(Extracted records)

****

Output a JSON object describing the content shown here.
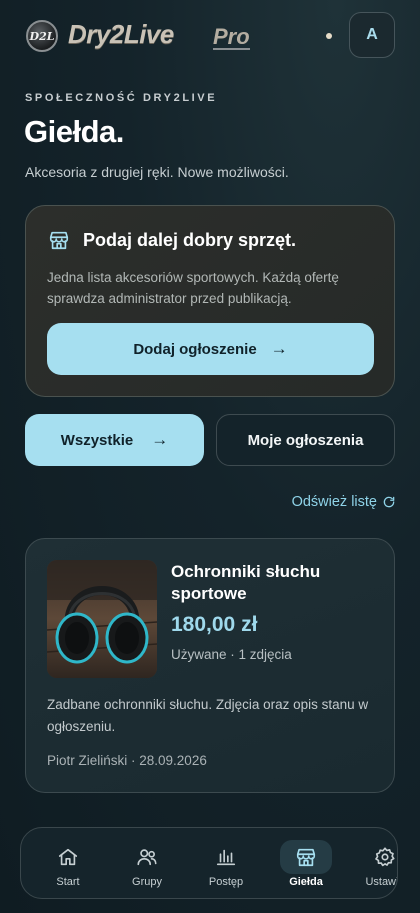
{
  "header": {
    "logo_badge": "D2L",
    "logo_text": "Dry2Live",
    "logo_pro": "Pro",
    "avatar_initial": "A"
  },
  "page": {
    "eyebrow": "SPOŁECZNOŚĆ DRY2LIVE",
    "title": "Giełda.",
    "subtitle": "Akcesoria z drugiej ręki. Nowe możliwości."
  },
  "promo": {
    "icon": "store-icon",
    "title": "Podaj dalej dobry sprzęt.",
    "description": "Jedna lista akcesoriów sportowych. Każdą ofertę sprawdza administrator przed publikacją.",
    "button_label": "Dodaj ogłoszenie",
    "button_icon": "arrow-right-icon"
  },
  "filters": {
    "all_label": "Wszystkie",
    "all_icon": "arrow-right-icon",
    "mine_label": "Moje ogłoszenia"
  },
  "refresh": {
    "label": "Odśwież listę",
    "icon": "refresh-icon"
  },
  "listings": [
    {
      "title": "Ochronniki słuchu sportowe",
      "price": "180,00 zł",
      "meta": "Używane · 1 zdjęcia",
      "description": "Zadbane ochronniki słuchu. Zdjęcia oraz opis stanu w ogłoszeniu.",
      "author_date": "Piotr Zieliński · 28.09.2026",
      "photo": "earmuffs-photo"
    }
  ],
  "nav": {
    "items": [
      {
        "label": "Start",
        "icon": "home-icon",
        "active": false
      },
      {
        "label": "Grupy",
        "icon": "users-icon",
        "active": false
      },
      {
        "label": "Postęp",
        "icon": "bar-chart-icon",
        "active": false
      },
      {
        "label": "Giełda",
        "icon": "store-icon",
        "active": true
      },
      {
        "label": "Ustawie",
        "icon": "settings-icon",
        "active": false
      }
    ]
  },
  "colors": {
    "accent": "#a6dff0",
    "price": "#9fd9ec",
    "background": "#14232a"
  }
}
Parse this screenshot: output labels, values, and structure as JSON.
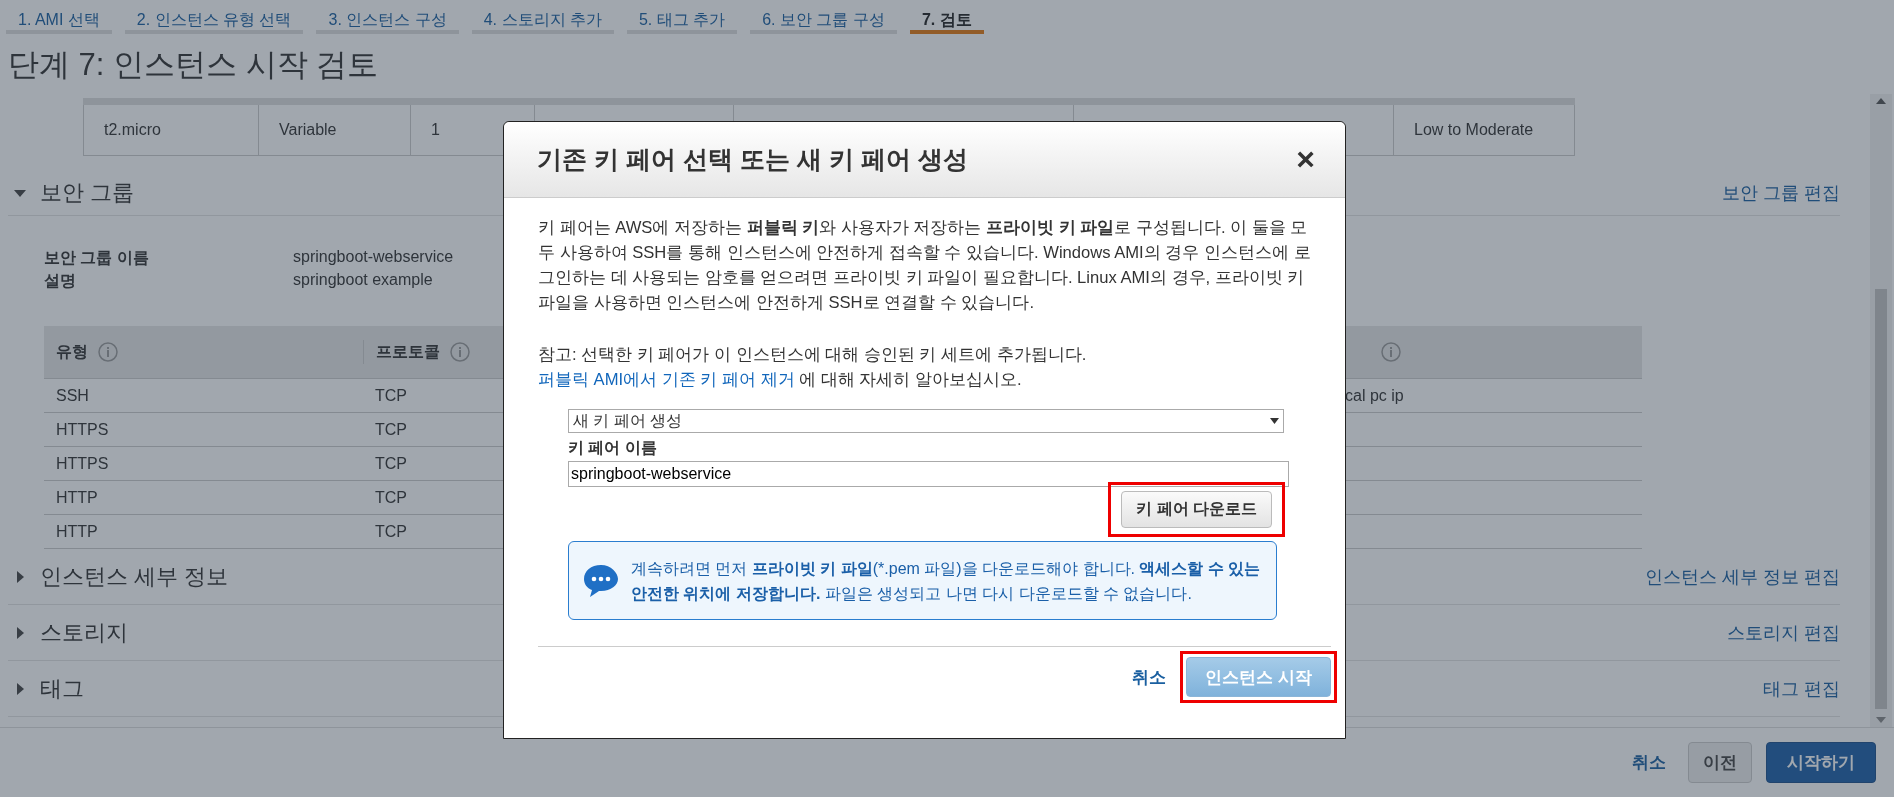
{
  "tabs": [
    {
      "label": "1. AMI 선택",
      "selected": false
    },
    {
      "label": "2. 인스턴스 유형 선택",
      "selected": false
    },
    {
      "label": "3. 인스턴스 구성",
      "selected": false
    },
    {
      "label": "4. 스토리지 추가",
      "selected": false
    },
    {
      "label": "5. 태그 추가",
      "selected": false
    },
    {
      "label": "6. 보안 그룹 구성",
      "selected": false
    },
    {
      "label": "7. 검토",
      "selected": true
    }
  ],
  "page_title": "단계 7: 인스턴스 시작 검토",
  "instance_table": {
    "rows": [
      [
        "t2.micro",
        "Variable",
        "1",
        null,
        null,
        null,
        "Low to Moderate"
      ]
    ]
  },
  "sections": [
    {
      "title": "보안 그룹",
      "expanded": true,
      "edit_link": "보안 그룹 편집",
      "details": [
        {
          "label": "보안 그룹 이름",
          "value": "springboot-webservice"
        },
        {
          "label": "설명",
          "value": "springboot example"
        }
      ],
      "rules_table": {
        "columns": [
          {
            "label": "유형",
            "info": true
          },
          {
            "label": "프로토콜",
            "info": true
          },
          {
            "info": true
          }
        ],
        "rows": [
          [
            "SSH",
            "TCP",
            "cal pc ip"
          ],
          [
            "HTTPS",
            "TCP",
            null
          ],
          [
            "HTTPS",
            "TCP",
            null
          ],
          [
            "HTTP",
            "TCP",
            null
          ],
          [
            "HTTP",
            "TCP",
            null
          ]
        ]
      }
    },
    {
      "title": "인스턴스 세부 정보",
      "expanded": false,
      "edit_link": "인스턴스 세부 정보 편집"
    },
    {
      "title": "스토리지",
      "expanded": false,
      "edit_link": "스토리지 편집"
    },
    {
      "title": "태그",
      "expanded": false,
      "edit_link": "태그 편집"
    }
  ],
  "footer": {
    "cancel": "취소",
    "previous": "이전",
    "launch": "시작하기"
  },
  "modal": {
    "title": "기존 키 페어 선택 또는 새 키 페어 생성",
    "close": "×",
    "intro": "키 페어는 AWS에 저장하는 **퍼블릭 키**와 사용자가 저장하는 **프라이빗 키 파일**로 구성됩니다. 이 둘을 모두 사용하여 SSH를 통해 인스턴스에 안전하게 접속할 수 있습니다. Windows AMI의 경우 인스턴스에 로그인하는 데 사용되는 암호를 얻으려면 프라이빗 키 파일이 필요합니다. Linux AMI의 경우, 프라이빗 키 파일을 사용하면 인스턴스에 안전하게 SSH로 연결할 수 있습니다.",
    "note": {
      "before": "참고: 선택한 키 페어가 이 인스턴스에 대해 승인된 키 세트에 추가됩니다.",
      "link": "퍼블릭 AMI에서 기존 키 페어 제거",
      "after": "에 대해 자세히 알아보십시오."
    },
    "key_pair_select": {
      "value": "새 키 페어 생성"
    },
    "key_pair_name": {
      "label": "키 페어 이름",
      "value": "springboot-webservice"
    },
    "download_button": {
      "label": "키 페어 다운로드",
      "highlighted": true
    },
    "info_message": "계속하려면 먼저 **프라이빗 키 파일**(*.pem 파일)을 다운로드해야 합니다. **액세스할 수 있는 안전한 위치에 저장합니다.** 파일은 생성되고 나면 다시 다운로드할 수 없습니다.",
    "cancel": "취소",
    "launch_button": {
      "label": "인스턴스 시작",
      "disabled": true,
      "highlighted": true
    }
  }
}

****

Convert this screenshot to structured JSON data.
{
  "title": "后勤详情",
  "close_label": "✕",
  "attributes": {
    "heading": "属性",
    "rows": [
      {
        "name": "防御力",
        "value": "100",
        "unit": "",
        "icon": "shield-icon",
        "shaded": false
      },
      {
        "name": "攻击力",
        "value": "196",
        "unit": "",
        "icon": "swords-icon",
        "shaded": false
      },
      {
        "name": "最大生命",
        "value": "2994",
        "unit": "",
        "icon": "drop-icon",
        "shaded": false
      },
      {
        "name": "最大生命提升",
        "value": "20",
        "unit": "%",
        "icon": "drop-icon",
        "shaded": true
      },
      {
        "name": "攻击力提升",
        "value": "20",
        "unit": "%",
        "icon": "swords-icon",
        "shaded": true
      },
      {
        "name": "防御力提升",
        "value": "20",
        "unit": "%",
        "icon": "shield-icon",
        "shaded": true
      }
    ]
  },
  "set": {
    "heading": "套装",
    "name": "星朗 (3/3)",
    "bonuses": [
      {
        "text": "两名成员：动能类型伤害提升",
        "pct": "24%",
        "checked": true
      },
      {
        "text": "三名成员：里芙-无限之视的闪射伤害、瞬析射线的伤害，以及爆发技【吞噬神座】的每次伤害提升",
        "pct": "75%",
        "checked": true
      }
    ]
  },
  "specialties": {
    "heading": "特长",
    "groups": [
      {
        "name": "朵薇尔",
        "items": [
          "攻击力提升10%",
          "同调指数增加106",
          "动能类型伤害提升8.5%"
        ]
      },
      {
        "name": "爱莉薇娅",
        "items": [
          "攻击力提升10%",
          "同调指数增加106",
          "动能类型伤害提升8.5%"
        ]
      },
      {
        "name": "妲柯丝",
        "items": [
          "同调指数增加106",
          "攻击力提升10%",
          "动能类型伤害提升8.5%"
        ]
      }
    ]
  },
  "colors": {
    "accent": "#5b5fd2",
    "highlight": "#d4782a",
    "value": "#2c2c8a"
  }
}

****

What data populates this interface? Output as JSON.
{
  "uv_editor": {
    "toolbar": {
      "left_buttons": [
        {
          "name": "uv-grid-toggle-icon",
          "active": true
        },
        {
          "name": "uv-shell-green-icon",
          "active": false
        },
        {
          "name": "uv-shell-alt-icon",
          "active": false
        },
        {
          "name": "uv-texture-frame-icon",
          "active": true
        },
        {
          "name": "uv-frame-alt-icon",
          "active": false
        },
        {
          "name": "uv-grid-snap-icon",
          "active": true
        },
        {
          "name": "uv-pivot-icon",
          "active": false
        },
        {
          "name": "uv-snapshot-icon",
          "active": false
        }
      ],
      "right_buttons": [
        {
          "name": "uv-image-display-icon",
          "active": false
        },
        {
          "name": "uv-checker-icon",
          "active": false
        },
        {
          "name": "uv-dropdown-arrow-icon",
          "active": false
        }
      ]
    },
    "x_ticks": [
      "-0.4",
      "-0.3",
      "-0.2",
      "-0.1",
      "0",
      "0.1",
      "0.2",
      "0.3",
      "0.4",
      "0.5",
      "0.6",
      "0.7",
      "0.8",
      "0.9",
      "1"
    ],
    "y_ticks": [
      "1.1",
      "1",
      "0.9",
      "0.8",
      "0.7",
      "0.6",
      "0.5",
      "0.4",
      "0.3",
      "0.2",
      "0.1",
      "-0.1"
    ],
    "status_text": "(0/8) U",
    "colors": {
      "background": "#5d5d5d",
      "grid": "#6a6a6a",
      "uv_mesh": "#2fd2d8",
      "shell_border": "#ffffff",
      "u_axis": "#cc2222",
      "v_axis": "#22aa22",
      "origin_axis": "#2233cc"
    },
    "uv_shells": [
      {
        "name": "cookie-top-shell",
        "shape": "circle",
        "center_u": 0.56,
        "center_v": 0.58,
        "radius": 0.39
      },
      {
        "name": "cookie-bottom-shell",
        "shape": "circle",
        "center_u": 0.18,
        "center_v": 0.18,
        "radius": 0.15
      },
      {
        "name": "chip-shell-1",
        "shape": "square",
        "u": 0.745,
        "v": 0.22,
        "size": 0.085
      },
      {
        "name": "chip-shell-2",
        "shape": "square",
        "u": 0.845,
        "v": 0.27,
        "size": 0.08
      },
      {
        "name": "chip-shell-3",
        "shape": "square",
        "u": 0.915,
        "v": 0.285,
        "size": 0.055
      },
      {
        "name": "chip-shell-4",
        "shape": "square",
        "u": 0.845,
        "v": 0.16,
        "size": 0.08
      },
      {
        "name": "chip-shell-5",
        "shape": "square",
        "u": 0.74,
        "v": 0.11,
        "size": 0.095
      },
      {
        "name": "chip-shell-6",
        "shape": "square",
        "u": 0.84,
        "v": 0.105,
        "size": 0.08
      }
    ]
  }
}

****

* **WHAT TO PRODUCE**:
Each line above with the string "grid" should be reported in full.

* **RESULT OF THIS EXERCISE**:
          "name": "uv-grid-toggle-icon",
          "name": "uv-grid-snap-icon",
      "grid": "#6a6a6a",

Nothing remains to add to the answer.